In 1979, Purdue University held a workshop called The Dynamic Response of Environment Control Processes in Buildings. One of the most lively areas of discussions involved how emerging computer technology could curtail energy usage—a topic that was both new and urgent. In the US Department of Energy’s report on the workshop, we find this prescient statement:
Clint Bradford writes about problems encountered and solutions delivered during our smart building project process.
An automatic sprinkler system is an excellent example of a basic building monitoring system in action. When an event (smoke) happens in a building, it triggers an action (a cascade of water). These have been around since the 1870s and have saved a lot of lives. But they aren’t smart; they provide no complex insight, they don’t learn over time, and they don’t refine their functionality in response to new data.

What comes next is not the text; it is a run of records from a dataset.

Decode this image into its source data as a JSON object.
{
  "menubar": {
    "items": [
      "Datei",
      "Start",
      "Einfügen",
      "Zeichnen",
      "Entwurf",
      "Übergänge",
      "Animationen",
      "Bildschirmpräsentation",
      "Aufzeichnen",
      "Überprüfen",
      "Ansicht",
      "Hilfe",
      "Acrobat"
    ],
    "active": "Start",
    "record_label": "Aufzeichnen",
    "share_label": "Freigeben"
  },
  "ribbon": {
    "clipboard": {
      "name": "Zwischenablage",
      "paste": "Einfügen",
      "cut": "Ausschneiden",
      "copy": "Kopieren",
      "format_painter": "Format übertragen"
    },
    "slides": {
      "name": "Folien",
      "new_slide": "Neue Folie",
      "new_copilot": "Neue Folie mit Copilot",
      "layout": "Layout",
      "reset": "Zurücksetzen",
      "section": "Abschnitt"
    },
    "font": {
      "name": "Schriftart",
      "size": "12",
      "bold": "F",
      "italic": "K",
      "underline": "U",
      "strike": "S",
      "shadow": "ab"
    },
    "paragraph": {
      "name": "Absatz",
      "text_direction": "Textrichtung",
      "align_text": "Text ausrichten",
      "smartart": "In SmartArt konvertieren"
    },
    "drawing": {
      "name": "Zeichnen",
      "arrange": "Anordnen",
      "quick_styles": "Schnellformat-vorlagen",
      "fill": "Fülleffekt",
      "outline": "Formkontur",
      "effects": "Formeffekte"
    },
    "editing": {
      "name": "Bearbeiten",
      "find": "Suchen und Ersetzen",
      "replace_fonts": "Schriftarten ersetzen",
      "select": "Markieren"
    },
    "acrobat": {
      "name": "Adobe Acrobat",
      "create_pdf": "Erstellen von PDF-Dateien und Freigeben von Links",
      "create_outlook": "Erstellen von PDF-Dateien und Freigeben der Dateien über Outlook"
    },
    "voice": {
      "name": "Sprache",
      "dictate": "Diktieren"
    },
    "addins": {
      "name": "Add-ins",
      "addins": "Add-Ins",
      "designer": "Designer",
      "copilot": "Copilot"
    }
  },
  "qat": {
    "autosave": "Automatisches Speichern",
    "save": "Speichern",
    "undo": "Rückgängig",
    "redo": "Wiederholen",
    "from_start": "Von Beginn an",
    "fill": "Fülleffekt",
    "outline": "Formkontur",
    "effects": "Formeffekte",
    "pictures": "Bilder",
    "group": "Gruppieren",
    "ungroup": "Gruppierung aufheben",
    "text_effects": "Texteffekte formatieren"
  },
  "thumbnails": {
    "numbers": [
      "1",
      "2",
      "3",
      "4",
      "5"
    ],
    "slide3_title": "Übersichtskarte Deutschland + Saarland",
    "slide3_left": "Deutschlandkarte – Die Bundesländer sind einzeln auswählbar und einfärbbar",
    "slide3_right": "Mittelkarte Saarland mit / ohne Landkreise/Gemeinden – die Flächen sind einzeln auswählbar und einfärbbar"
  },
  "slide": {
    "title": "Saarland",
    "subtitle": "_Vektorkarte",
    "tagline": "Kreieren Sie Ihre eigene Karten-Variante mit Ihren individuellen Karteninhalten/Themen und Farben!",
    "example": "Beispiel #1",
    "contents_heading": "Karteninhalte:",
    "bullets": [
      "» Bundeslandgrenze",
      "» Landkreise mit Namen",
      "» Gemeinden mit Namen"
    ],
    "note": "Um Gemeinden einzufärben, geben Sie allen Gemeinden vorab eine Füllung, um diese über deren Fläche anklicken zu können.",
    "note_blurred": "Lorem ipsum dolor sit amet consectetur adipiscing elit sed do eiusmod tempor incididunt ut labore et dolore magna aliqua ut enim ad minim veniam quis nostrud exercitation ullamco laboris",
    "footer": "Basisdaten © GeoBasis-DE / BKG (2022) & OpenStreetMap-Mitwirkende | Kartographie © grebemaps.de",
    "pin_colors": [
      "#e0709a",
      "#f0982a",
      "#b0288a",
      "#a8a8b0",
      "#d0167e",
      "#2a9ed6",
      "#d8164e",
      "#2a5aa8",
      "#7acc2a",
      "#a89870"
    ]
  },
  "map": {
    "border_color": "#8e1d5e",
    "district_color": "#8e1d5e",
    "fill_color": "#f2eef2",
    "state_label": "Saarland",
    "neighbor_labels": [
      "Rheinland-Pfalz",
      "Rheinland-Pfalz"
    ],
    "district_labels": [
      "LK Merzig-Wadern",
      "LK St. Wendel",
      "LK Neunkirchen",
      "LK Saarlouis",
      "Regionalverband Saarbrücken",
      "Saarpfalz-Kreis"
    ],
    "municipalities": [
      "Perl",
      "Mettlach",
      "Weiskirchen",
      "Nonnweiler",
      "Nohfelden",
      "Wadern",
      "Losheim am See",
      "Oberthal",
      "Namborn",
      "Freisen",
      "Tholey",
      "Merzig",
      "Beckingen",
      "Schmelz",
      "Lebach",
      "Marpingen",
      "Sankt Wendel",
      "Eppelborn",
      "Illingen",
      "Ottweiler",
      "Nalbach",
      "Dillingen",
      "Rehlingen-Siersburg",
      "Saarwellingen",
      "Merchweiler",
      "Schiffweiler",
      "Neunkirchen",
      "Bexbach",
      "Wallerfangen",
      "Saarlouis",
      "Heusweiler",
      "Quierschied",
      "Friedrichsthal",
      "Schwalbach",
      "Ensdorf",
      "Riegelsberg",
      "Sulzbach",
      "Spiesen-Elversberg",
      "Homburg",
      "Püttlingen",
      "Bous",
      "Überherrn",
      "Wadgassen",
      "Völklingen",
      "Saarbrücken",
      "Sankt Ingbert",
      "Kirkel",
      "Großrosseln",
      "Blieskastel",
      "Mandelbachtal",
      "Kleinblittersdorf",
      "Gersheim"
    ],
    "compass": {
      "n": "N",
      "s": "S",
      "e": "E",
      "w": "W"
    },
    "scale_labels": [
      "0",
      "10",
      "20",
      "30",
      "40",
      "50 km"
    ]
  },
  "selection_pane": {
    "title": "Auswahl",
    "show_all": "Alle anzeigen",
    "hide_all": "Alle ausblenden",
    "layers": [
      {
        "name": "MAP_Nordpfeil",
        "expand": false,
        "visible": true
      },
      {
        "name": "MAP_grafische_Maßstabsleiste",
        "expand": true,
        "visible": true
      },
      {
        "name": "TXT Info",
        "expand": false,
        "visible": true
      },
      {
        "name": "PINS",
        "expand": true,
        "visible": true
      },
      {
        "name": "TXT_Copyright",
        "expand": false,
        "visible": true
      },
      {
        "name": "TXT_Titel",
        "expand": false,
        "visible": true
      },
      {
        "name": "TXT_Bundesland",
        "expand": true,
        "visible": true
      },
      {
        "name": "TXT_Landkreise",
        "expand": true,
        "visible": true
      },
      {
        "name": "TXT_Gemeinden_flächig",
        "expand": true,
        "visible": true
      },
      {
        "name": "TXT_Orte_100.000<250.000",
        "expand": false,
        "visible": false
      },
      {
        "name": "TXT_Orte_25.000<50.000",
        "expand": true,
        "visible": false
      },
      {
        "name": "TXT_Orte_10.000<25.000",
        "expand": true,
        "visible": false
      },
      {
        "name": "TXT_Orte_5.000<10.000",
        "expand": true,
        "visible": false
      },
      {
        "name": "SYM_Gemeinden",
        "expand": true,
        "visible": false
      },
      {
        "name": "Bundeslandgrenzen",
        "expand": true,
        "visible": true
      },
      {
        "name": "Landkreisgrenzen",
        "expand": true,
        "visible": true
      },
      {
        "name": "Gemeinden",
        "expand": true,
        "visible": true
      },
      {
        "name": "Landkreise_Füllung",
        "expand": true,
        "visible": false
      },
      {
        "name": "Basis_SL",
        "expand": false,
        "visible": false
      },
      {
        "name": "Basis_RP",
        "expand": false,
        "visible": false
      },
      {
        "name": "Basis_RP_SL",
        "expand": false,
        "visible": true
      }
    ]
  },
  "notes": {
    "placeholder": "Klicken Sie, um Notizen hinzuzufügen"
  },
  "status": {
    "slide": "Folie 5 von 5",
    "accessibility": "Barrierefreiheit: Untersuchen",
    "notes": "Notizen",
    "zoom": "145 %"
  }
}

In many ways, buildings have changed very little over the last half-century. HVAC, security, lighting, and other systems in most buildings continue to function separately. This results in reactive rather than predictive or preventive maintenance and limits automation opportunities. Often this creates burdens for building owners. The inefficiency inherent in separated systems not only contributes to higher maintenance costs, but also to energy waste. Building owners should look at how system integration helps them administer their assets though integrating cloud and on-premises apps in built environments.
Part of the job of a building automation system (BAS) involves monitoring and adjusting how a heating, ventilation, and air conditioning (HVAC) system reacts to changes in air pressure.
According to the Center for Sustainable Systems at the University of Michigan, in 2019 commercial buildings were responsible for consuming 18% of all energy used in the United States. And that number is growing; since 1980, the energy used in the commercial sector has nearly doubled. With energy costs rising and environmental concerns becoming more pressing, building owners are increasingly seeking ways to improve efficiency via building automation systems (BASs).
As a leader in architectural engineering, Pennsylvania State University has been at the forefront of sustainable building technology, with the university committed to making its campus more energy efficient while also designing and testing cutting-edge energy appliances and power systems. This primarily happens in two university-owned buildings in the decommissioned Philadelphia Navy Yard. There, researchers test energy systems and experiment with real-world solutions to support sustainable construction.
Anyone who understands IT knows how valuable centralized networks can be. They allow for greater control over systems and help both systems and people collaborate better, opening up new possibilities never before realized.
There are countless ways for commercial property owners to lower their building operating costs. These expenses can include property taxes, insurance premiums, utilities, upkeep of infrastructure like HVAC and other systems, repairs, renovations, or payments to contractors who contribute to the upkeep and operations of the structure. Reducing costs can be achieved through hiring expert tax accountants, renegotiating contracts, passing some of these costs on to tenants, or investing in infrastructure to reduce these expenses.
It’s tempting to compare a fully operational building to a living organism. It’s a common metaphor, and it’s easy to see why. Both have complex structures with myriad components, all working in their own specialized way while simultaneously affecting each other. Communication between these components is vital to the well-being of the organism.
Americans spend a lot of time indoors. How much time? According to the EPA, the average American spends as much as 90 percent of their time inside. And a large percentage of that is spent at work. The challenge for facilities managers is to ensure time spent at work is as healthy as possible.